Little Miss Sunshine ****
It's Augest now, and since half of the year is good and done, it's time to start to wonder about the final top ten list in December. I must say, that there are a few films that I know will be on that list, and "Little Miss Sunshine" is certainly one of them. It's actually one of the best films I've seen in a long time. It has it all-characters that you end up loving at the end, tradgey, and it's also gut-bustingly hilarious. It's a quirky comedy, and fans of "Sideways," "Thank You for Smoking," and "Me and You and Everyone We Know," can appriciate the style and tone of this. Even looking at the poster, with the solid bright colors, you can predict what your in for.
"Little Miss Sunshine" is the story of the Hoover family, a family on the verage of a nervous breakdown. They have had a big string of bad luck. There's the father, Richard, who is a failed motivational speaker, trying to get a book deal signed for his "9 Steps to Success" program. There's the mother, Cheryl, who is in the middle of the financial woes that the family is going through. Richard's father lives with them, a stuffy old man who likes to snort cocaine in his spare time. Now, the family is being visited by Cheryl's brother Frank, a gay Proust scholar who needs to be watched after trying to kill himself. And then there are the two children, Dwayne and Olive. Dwayne wants to fly jet planes, and has taken a vow of silence until he achieves his goal. And Olive has a goal of her own. . . she wants to be a beauty pagant winner. And her dreams might be coming true, as she was the runner up in the regional Little Miss Sunshine contest. However, the girl with the crown was disqualified after a diet pill incident, and Olive has a chance to be crowned the winer. Richard wants his daughter to be successful, after all the entire basis of his career revolves around success, so the rest of the clan unwillingly gets into the families yellow VW bus, and they take a road trip from New Mexico to California, so Olive can compete in the contest. And it's a rocky road from the get-go, and the road ends, finally, up at the Little Miss Sunshine pagaent itself, which introduces them all to some very strange people.
And like any road trip movie, the family gets involved in a whole bunch of wacky incidents.

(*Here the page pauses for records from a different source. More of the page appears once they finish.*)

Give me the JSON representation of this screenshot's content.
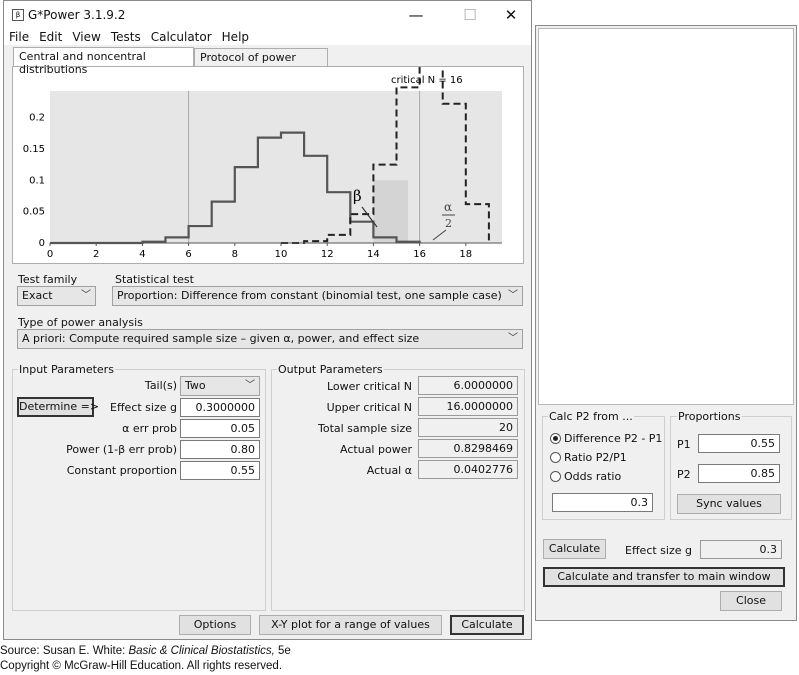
{
  "window": {
    "title": "G*Power 3.1.9.2",
    "icon": "gpower-app-icon",
    "controls": {
      "minimize": "—",
      "maximize": "☐",
      "close": "✕"
    }
  },
  "menu": [
    "File",
    "Edit",
    "View",
    "Tests",
    "Calculator",
    "Help"
  ],
  "tabs": [
    "Central and noncentral distributions",
    "Protocol of power analyses"
  ],
  "plot": {
    "critical_label": "critical N = 16",
    "beta_label": "β",
    "alpha_num": "α",
    "alpha_den": "2",
    "y_ticks": [
      "0.2",
      "0.15",
      "0.1",
      "0.05",
      "0"
    ],
    "x_ticks": [
      "0",
      "2",
      "4",
      "6",
      "8",
      "10",
      "12",
      "14",
      "16",
      "18"
    ],
    "null_points": [
      [
        4,
        0.002
      ],
      [
        5,
        0.009
      ],
      [
        6,
        0.027
      ],
      [
        7,
        0.066
      ],
      [
        8,
        0.121
      ],
      [
        9,
        0.168
      ],
      [
        10,
        0.176
      ],
      [
        11,
        0.139
      ],
      [
        12,
        0.081
      ],
      [
        13,
        0.034
      ],
      [
        14,
        0.009
      ],
      [
        15,
        0.002
      ],
      [
        16,
        0.0
      ]
    ],
    "alt_points": [
      [
        11,
        0.003
      ],
      [
        12,
        0.013
      ],
      [
        13,
        0.046
      ],
      [
        14,
        0.125
      ],
      [
        15,
        0.248
      ],
      [
        16,
        0.333
      ],
      [
        17,
        0.222
      ],
      [
        18,
        0.062
      ],
      [
        19,
        0.0
      ]
    ]
  },
  "test_family": {
    "label": "Test family",
    "value": "Exact"
  },
  "statistical_test": {
    "label": "Statistical test",
    "value": "Proportion: Difference from constant (binomial test, one sample case)"
  },
  "power_analysis": {
    "label": "Type of power analysis",
    "value": "A priori: Compute required sample size – given α, power, and effect size"
  },
  "input": {
    "title": "Input Parameters",
    "determine": "Determine =>",
    "tails_label": "Tail(s)",
    "tails_value": "Two",
    "effect_label": "Effect size g",
    "effect_value": "0.3000000",
    "alpha_label": "α err prob",
    "alpha_value": "0.05",
    "power_label": "Power (1-β err prob)",
    "power_value": "0.80",
    "const_label": "Constant proportion",
    "const_value": "0.55"
  },
  "output": {
    "title": "Output Parameters",
    "lower_label": "Lower critical N",
    "lower_value": "6.0000000",
    "upper_label": "Upper critical N",
    "upper_value": "16.0000000",
    "total_label": "Total sample size",
    "total_value": "20",
    "power_label": "Actual power",
    "power_value": "0.8298469",
    "alpha_label": "Actual α",
    "alpha_value": "0.0402776"
  },
  "bottom_buttons": {
    "options": "Options",
    "xy_plot": "X-Y plot for a range of values",
    "calculate": "Calculate"
  },
  "calc_p2": {
    "title": "Calc P2 from ...",
    "opt1": "Difference P2 - P1",
    "opt2": "Ratio P2/P1",
    "opt3": "Odds ratio",
    "value": "0.3"
  },
  "proportions": {
    "title": "Proportions",
    "p1_label": "P1",
    "p1_value": "0.55",
    "p2_label": "P2",
    "p2_value": "0.85",
    "sync": "Sync values"
  },
  "side": {
    "calculate": "Calculate",
    "effect_label": "Effect size g",
    "effect_value": "0.3",
    "transfer": "Calculate and transfer to main window",
    "close": "Close"
  },
  "caption": {
    "source_prefix": "Source: Susan E. White: ",
    "source_title": "Basic & Clinical Biostatistics,",
    "source_suffix": " 5e",
    "copyright": "Copyright © McGraw-Hill Education. All rights reserved."
  }
}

But it's not silly, like the "Vacation", or convential, like Robin Williams last effort "RV." The preformances are all award worthy, and I mean all of them. Greg Kinnear, Toni Collete, Paul Dano, Alan Arkin, and Steve Carrell, and little Abagail Breslin all deserve to be recognized at the end of the year for their work here. The cinematography is bright and happy. The music is strange and catchy. I loved every tune I heard. It's quirky, yes, and the type of film this is is an acquired taste. You really have to know what type of film your going to watch when you walk into this one, but those who like this style of humor can't find anything better. After seeing so many convential Hollywood comedies of late, like "My Super Ex-Girlfriend," and "You, Me and Dupree," is such a wonder to see something with a shred of originality. Sure, the road trip aspect can seem a bit cliche, and it might turn people off, but the story is presented with such an original tone, that it overused idea is just the backdrop for something bigger and better.
"Little Miss Sunshine" may have shreds of satire, but it's really about the togetherness of family, no matter what the circumstances, for better or worse. And not just that, but it even jusitifies why families, and people in general, have to suffer. This family may suffer, and be strange and crazy, but its these quirks that makes them who they are. They could have stopped many times along the way, and give up, and yet they constantly persisted. They never gave up. The Hoover family may not be winners, but they certainly aren't losers. More like something in between. In the end, I was truly upset that it was over. It's one of those films that you can let go on for hours and hours, wanting to know what happens to these characters next. You fall in love with every single one of them, and you wished that they would live up your block so you can see them all the time. It's the type of film that Hollywood needs to make more of, and I can see this being a sleeper hit over the next few months, expanding from city to city, making more and more bucks. This is close to the top of one of the year's best. I can't stress the importance of seeing it, and soon.